* **Task brief**: Give the data again exactly as it is written.

* **Information provided**:
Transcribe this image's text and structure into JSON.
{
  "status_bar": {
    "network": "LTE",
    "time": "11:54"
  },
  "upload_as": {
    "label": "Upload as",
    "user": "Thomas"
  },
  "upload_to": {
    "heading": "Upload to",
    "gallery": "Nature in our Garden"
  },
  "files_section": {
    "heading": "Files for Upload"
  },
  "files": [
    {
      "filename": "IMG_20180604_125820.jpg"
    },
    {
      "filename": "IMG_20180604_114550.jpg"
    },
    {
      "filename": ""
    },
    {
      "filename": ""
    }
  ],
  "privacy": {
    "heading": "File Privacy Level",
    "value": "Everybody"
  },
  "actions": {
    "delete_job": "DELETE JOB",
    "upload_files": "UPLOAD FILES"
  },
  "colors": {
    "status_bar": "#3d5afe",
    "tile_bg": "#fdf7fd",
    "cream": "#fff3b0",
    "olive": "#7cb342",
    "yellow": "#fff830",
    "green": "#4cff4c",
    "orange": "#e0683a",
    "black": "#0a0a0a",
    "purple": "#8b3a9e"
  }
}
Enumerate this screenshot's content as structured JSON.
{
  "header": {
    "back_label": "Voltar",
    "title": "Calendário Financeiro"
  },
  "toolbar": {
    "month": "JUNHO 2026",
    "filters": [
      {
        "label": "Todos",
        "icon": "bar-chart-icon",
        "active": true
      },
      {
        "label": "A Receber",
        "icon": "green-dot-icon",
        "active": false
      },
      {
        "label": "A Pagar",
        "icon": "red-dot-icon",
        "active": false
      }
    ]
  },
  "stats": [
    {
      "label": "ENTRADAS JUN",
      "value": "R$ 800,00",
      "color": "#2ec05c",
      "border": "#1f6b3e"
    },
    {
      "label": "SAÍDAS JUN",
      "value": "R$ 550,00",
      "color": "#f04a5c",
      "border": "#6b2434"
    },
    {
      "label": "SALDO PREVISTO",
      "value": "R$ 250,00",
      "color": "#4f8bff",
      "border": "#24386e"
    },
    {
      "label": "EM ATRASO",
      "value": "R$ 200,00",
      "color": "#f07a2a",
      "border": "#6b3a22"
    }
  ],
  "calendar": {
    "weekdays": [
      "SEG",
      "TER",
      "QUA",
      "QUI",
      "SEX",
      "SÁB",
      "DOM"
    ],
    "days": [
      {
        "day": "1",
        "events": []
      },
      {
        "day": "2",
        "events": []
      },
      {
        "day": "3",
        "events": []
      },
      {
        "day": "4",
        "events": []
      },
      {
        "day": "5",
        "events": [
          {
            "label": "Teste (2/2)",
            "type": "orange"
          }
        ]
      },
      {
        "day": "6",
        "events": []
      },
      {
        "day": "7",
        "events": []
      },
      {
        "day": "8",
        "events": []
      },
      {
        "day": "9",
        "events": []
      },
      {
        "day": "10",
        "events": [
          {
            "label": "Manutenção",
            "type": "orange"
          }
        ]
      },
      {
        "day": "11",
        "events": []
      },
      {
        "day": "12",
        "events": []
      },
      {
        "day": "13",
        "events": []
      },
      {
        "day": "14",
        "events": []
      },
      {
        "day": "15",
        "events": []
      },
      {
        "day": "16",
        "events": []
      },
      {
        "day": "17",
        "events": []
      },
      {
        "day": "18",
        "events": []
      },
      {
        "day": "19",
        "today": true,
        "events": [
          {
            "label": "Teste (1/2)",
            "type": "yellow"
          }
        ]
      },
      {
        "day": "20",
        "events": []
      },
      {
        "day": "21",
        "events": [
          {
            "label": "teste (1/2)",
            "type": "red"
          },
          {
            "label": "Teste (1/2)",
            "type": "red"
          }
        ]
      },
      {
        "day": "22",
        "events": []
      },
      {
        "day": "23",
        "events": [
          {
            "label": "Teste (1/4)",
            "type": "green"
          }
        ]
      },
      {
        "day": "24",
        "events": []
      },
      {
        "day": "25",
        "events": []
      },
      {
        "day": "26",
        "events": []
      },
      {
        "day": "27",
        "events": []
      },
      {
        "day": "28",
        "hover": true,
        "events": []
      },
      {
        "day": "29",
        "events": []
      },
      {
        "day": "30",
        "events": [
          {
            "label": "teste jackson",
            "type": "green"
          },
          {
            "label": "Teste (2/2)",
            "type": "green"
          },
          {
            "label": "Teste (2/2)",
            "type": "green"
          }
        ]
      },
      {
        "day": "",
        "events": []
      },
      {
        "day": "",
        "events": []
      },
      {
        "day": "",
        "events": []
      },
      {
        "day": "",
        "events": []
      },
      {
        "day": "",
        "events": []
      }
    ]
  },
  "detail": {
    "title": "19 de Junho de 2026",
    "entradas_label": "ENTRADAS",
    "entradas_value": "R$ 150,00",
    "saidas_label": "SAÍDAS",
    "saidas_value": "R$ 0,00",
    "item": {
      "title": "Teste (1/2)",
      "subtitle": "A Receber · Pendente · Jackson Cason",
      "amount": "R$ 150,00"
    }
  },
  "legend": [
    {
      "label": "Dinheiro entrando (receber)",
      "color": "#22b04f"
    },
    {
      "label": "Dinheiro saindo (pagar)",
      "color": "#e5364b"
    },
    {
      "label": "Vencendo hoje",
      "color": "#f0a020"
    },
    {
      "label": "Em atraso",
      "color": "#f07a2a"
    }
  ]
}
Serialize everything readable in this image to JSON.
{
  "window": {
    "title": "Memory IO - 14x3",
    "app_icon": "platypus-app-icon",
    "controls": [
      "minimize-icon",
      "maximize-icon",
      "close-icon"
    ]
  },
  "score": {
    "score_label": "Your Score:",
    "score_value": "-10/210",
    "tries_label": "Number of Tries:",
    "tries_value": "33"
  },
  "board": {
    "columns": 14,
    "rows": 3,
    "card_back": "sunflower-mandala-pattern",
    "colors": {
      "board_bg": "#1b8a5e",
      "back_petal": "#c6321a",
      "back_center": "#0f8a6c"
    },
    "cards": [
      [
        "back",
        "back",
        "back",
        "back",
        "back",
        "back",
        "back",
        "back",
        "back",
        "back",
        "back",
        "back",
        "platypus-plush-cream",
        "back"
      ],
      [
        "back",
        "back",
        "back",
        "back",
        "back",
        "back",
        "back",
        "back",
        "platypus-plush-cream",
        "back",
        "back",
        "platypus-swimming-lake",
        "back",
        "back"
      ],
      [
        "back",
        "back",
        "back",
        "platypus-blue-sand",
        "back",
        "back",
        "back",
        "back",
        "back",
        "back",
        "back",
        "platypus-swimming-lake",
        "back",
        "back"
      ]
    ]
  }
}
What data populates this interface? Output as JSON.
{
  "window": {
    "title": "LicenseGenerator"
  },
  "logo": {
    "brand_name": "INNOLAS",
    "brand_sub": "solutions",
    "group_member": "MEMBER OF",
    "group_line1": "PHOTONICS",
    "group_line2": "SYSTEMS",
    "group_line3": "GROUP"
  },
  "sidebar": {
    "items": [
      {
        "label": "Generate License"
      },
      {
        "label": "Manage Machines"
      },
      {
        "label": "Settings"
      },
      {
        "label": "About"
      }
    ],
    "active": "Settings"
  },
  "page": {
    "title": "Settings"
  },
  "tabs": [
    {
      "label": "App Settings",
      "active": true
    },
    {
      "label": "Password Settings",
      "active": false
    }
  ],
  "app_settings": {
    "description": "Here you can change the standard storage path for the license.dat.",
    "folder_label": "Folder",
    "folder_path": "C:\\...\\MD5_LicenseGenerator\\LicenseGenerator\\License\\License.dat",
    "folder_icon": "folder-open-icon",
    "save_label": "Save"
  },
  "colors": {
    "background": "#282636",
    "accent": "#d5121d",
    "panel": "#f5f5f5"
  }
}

* **Expected answer**:
Transcribe this image's text and structure into JSON.
{
  "status_bar": {
    "network": "LTE",
    "time": "11:54"
  },
  "upload_as": {
    "label": "Upload as",
    "user": "Thomas"
  },
  "upload_to": {
    "heading": "Upload to",
    "gallery": "Nature in our Garden"
  },
  "files_section": {
    "heading": "Files for Upload"
  },
  "files": [
    {
      "filename": "IMG_20180604_125820.jpg"
    },
    {
      "filename": "IMG_20180604_114550.jpg"
    },
    {
      "filename": ""
    },
    {
      "filename": ""
    }
  ],
  "privacy": {
    "heading": "File Privacy Level",
    "value": "Everybody"
  },
  "actions": {
    "delete_job": "DELETE JOB",
    "upload_files": "UPLOAD FILES"
  },
  "colors": {
    "status_bar": "#3d5afe",
    "tile_bg": "#fdf7fd",
    "cream": "#fff3b0",
    "olive": "#7cb342",
    "yellow": "#fff830",
    "green": "#4cff4c",
    "orange": "#e0683a",
    "black": "#0a0a0a",
    "purple": "#8b3a9e"
  }
}
Enumerate this screenshot's content as structured JSON.
{
  "header": {
    "back_label": "Voltar",
    "title": "Calendário Financeiro"
  },
  "toolbar": {
    "month": "JUNHO 2026",
    "filters": [
      {
        "label": "Todos",
        "icon": "bar-chart-icon",
        "active": true
      },
      {
        "label": "A Receber",
        "icon": "green-dot-icon",
        "active": false
      },
      {
        "label": "A Pagar",
        "icon": "red-dot-icon",
        "active": false
      }
    ]
  },
  "stats": [
    {
      "label": "ENTRADAS JUN",
      "value": "R$ 800,00",
      "color": "#2ec05c",
      "border": "#1f6b3e"
    },
    {
      "label": "SAÍDAS JUN",
      "value": "R$ 550,00",
      "color": "#f04a5c",
      "border": "#6b2434"
    },
    {
      "label": "SALDO PREVISTO",
      "value": "R$ 250,00",
      "color": "#4f8bff",
      "border": "#24386e"
    },
    {
      "label": "EM ATRASO",
      "value": "R$ 200,00",
      "color": "#f07a2a",
      "border": "#6b3a22"
    }
  ],
  "calendar": {
    "weekdays": [
      "SEG",
      "TER",
      "QUA",
      "QUI",
      "SEX",
      "SÁB",
      "DOM"
    ],
    "days": [
      {
        "day": "1",
        "events": []
      },
      {
        "day": "2",
        "events": []
      },
      {
        "day": "3",
        "events": []
      },
      {
        "day": "4",
        "events": []
      },
      {
        "day": "5",
        "events": [
          {
            "label": "Teste (2/2)",
            "type": "orange"
          }
        ]
      },
      {
        "day": "6",
        "events": []
      },
      {
        "day": "7",
        "events": []
      },
      {
        "day": "8",
        "events": []
      },
      {
        "day": "9",
        "events": []
      },
      {
        "day": "10",
        "events": [
          {
            "label": "Manutenção",
            "type": "orange"
          }
        ]
      },
      {
        "day": "11",
        "events": []
      },
      {
        "day": "12",
        "events": []
      },
      {
        "day": "13",
        "events": []
      },
      {
        "day": "14",
        "events": []
      },
      {
        "day": "15",
        "events": []
      },
      {
        "day": "16",
        "events": []
      },
      {
        "day": "17",
        "events": []
      },
      {
        "day": "18",
        "events": []
      },
      {
        "day": "19",
        "today": true,
        "events": [
          {
            "label": "Teste (1/2)",
            "type": "yellow"
          }
        ]
      },
      {
        "day": "20",
        "events": []
      },
      {
        "day": "21",
        "events": [
          {
            "label": "teste (1/2)",
            "type": "red"
          },
          {
            "label": "Teste (1/2)",
            "type": "red"
          }
        ]
      },
      {
        "day": "22",
        "events": []
      },
      {
        "day": "23",
        "events": [
          {
            "label": "Teste (1/4)",
            "type": "green"
          }
        ]
      },
      {
        "day": "24",
        "events": []
      },
      {
        "day": "25",
        "events": []
      },
      {
        "day": "26",
        "events": []
      },
      {
        "day": "27",
        "events": []
      },
      {
        "day": "28",
        "hover": true,
        "events": []
      },
      {
        "day": "29",
        "events": []
      },
      {
        "day": "30",
        "events": [
          {
            "label": "teste jackson",
            "type": "green"
          },
          {
            "label": "Teste (2/2)",
            "type": "green"
          },
          {
            "label": "Teste (2/2)",
            "type": "green"
          }
        ]
      },
      {
        "day": "",
        "events": []
      },
      {
        "day": "",
        "events": []
      },
      {
        "day": "",
        "events": []
      },
      {
        "day": "",
        "events": []
      },
      {
        "day": "",
        "events": []
      }
    ]
  },
  "detail": {
    "title": "19 de Junho de 2026",
    "entradas_label": "ENTRADAS",
    "entradas_value": "R$ 150,00",
    "saidas_label": "SAÍDAS",
    "saidas_value": "R$ 0,00",
    "item": {
      "title": "Teste (1/2)",
      "subtitle": "A Receber · Pendente · Jackson Cason",
      "amount": "R$ 150,00"
    }
  },
  "legend": [
    {
      "label": "Dinheiro entrando (receber)",
      "color": "#22b04f"
    },
    {
      "label": "Dinheiro saindo (pagar)",
      "color": "#e5364b"
    },
    {
      "label": "Vencendo hoje",
      "color": "#f0a020"
    },
    {
      "label": "Em atraso",
      "color": "#f07a2a"
    }
  ]
}
Serialize everything readable in this image to JSON.
{
  "window": {
    "title": "Memory IO - 14x3",
    "app_icon": "platypus-app-icon",
    "controls": [
      "minimize-icon",
      "maximize-icon",
      "close-icon"
    ]
  },
  "score": {
    "score_label": "Your Score:",
    "score_value": "-10/210",
    "tries_label": "Number of Tries:",
    "tries_value": "33"
  },
  "board": {
    "columns": 14,
    "rows": 3,
    "card_back": "sunflower-mandala-pattern",
    "colors": {
      "board_bg": "#1b8a5e",
      "back_petal": "#c6321a",
      "back_center": "#0f8a6c"
    },
    "cards": [
      [
        "back",
        "back",
        "back",
        "back",
        "back",
        "back",
        "back",
        "back",
        "back",
        "back",
        "back",
        "back",
        "platypus-plush-cream",
        "back"
      ],
      [
        "back",
        "back",
        "back",
        "back",
        "back",
        "back",
        "back",
        "back",
        "platypus-plush-cream",
        "back",
        "back",
        "platypus-swimming-lake",
        "back",
        "back"
      ],
      [
        "back",
        "back",
        "back",
        "platypus-blue-sand",
        "back",
        "back",
        "back",
        "back",
        "back",
        "back",
        "back",
        "platypus-swimming-lake",
        "back",
        "back"
      ]
    ]
  }
}
What data populates this interface? Output as JSON.
{
  "window": {
    "title": "LicenseGenerator"
  },
  "logo": {
    "brand_name": "INNOLAS",
    "brand_sub": "solutions",
    "group_member": "MEMBER OF",
    "group_line1": "PHOTONICS",
    "group_line2": "SYSTEMS",
    "group_line3": "GROUP"
  },
  "sidebar": {
    "items": [
      {
        "label": "Generate License"
      },
      {
        "label": "Manage Machines"
      },
      {
        "label": "Settings"
      },
      {
        "label": "About"
      }
    ],
    "active": "Settings"
  },
  "page": {
    "title": "Settings"
  },
  "tabs": [
    {
      "label": "App Settings",
      "active": true
    },
    {
      "label": "Password Settings",
      "active": false
    }
  ],
  "app_settings": {
    "description": "Here you can change the standard storage path for the license.dat.",
    "folder_label": "Folder",
    "folder_path": "C:\\...\\MD5_LicenseGenerator\\LicenseGenerator\\License\\License.dat",
    "folder_icon": "folder-open-icon",
    "save_label": "Save"
  },
  "colors": {
    "background": "#282636",
    "accent": "#d5121d",
    "panel": "#f5f5f5"
  }
}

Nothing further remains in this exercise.